The recent monetary penalty of £200,000 issued by the Information Commissioner’s Office to NHS Surrey for failing to check the destruction of old computers highlights the importance of an asset disposal strategy.
NHS Surrey employed a data destruction company to wipe and destroy their old computer equipment. The service was provided for free, however an agreement was in place that any salvageable materials could be sold on once the hard drives were securely destroyed.
Unfortunately, thousands of patient records were found on a second hand computer bought through an online auction site. A further three computers were subsequently retrieved containing personal data.
The ICO ruled that NHS Surrey failed to observe and monitor the destruction process, and did not have a contract in place explaining the legal requirements of the data destruction under the Data Protection Act (DPA).
It is crucial that organisations continually risk assess their current disposal processes and carefully consider the vulnerabilities associated with each method of disposal. This applies not just to PCs and laptops, but to servers, printers, USB sticks, back up storage devices and paper records. Remember that any specialist service provider is considered a “data processor” under the DPA and a written contract should be in place with clear and precise guidelines on the services to be undertaken. Service providers should be monitored or audited where possible and certificates of destruction provided.
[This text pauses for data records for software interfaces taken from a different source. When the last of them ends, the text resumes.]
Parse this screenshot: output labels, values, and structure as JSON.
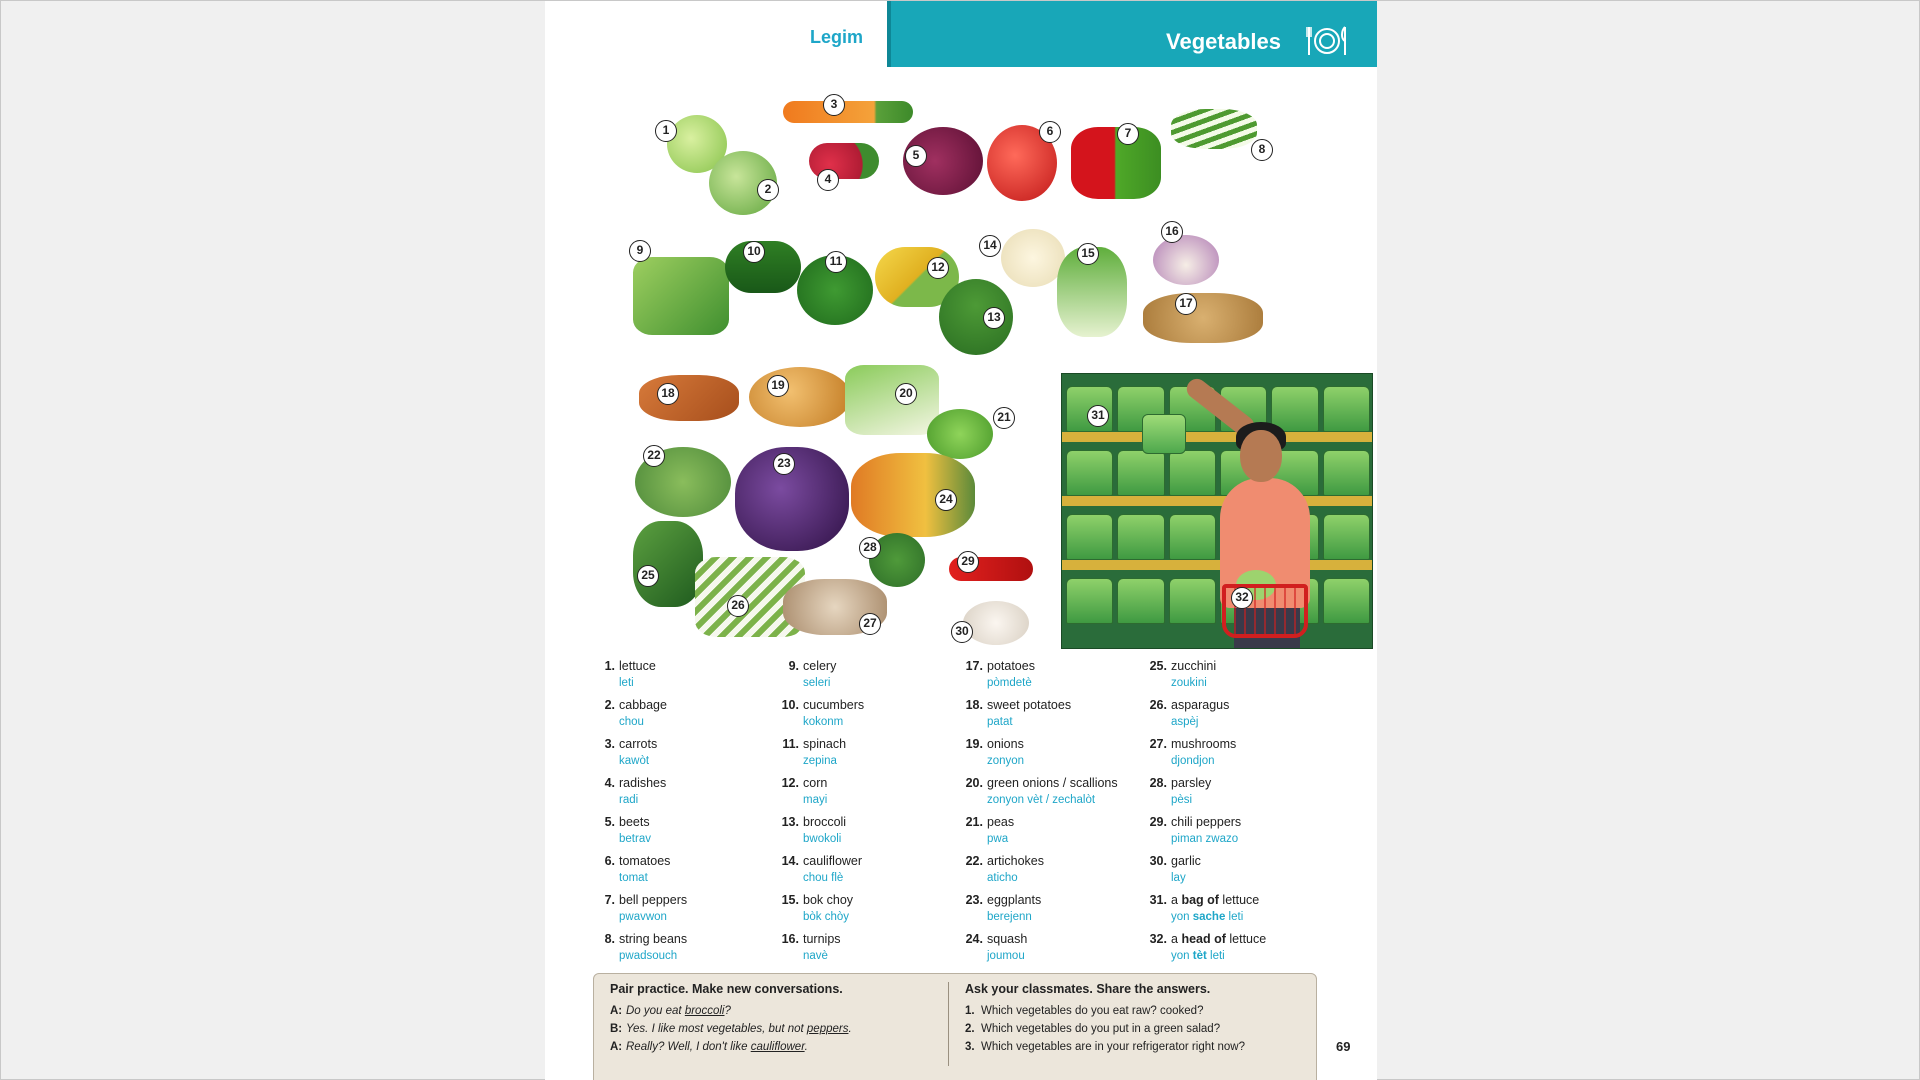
{
  "header": {
    "left_title": "Legim",
    "right_title": "Vegetables"
  },
  "callouts": [
    "1",
    "2",
    "3",
    "4",
    "5",
    "6",
    "7",
    "8",
    "9",
    "10",
    "11",
    "12",
    "13",
    "14",
    "15",
    "16",
    "17",
    "18",
    "19",
    "20",
    "21",
    "22",
    "23",
    "24",
    "25",
    "26",
    "27",
    "28",
    "29",
    "30",
    "31",
    "32"
  ],
  "vocab": [
    {
      "num": "1.",
      "en": "lettuce",
      "ht": "leti"
    },
    {
      "num": "2.",
      "en": "cabbage",
      "ht": "chou"
    },
    {
      "num": "3.",
      "en": "carrots",
      "ht": "kawòt"
    },
    {
      "num": "4.",
      "en": "radishes",
      "ht": "radi"
    },
    {
      "num": "5.",
      "en": "beets",
      "ht": "betrav"
    },
    {
      "num": "6.",
      "en": "tomatoes",
      "ht": "tomat"
    },
    {
      "num": "7.",
      "en": "bell peppers",
      "ht": "pwavwon"
    },
    {
      "num": "8.",
      "en": "string beans",
      "ht": "pwadsouch"
    },
    {
      "num": "9.",
      "en": "celery",
      "ht": "seleri"
    },
    {
      "num": "10.",
      "en": "cucumbers",
      "ht": "kokonm"
    },
    {
      "num": "11.",
      "en": "spinach",
      "ht": "zepina"
    },
    {
      "num": "12.",
      "en": "corn",
      "ht": "mayi"
    },
    {
      "num": "13.",
      "en": "broccoli",
      "ht": "bwokoli"
    },
    {
      "num": "14.",
      "en": "cauliflower",
      "ht": "chou flè"
    },
    {
      "num": "15.",
      "en": "bok choy",
      "ht": "bòk chòy"
    },
    {
      "num": "16.",
      "en": "turnips",
      "ht": "navè"
    },
    {
      "num": "17.",
      "en": "potatoes",
      "ht": "pòmdetè"
    },
    {
      "num": "18.",
      "en": "sweet potatoes",
      "ht": "patat"
    },
    {
      "num": "19.",
      "en": "onions",
      "ht": "zonyon"
    },
    {
      "num": "20.",
      "en": "green onions / scallions",
      "ht": "zonyon vèt / zechalòt"
    },
    {
      "num": "21.",
      "en": "peas",
      "ht": "pwa"
    },
    {
      "num": "22.",
      "en": "artichokes",
      "ht": "aticho"
    },
    {
      "num": "23.",
      "en": "eggplants",
      "ht": "berejenn"
    },
    {
      "num": "24.",
      "en": "squash",
      "ht": "joumou"
    },
    {
      "num": "25.",
      "en": "zucchini",
      "ht": "zoukini"
    },
    {
      "num": "26.",
      "en": "asparagus",
      "ht": "aspèj"
    },
    {
      "num": "27.",
      "en": "mushrooms",
      "ht": "djondjon"
    },
    {
      "num": "28.",
      "en": "parsley",
      "ht": "pèsi"
    },
    {
      "num": "29.",
      "en": "chili peppers",
      "ht": "piman zwazo"
    },
    {
      "num": "30.",
      "en": "garlic",
      "ht": "lay"
    },
    {
      "num": "31.",
      "en_pre": "a ",
      "en_bold": "bag of",
      "en_post": " lettuce",
      "ht_pre": "yon ",
      "ht_bold": "sache",
      "ht_post": " leti"
    },
    {
      "num": "32.",
      "en_pre": "a ",
      "en_bold": "head of",
      "en_post": " lettuce",
      "ht_pre": "yon ",
      "ht_bold": "tèt",
      "ht_post": " leti"
    }
  ],
  "pair_practice": {
    "heading": "Pair practice. Make new conversations.",
    "lines": [
      {
        "speaker": "A:",
        "pre": "Do you eat ",
        "u": "broccoli",
        "post": "?"
      },
      {
        "speaker": "B:",
        "pre": "Yes. I like most vegetables, but not ",
        "u": "peppers",
        "post": "."
      },
      {
        "speaker": "A:",
        "pre": "Really? Well, I don't like ",
        "u": "cauliflower",
        "post": "."
      }
    ]
  },
  "ask_classmates": {
    "heading": "Ask your classmates. Share the answers.",
    "questions": [
      {
        "num": "1.",
        "text": "Which vegetables do you eat raw? cooked?"
      },
      {
        "num": "2.",
        "text": "Which vegetables do you put in a green salad?"
      },
      {
        "num": "3.",
        "text": "Which vegetables are in your refrigerator right now?"
      }
    ]
  },
  "page_number": "69",
  "colors": {
    "header_band": "#18a7b8",
    "header_accent_text": "#1ea6c8",
    "translation_text": "#1ea6c8",
    "practice_box": "#ece6db"
  }
}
If personal data is compromised during the asset disposal process (even after it has been passed to a service provider) the organisation could face financial and reputational damage as a result a Data Protection Act breach . Therefore, it is essential that the disposal process is managed effectively as an integral element of an Information Security Management System.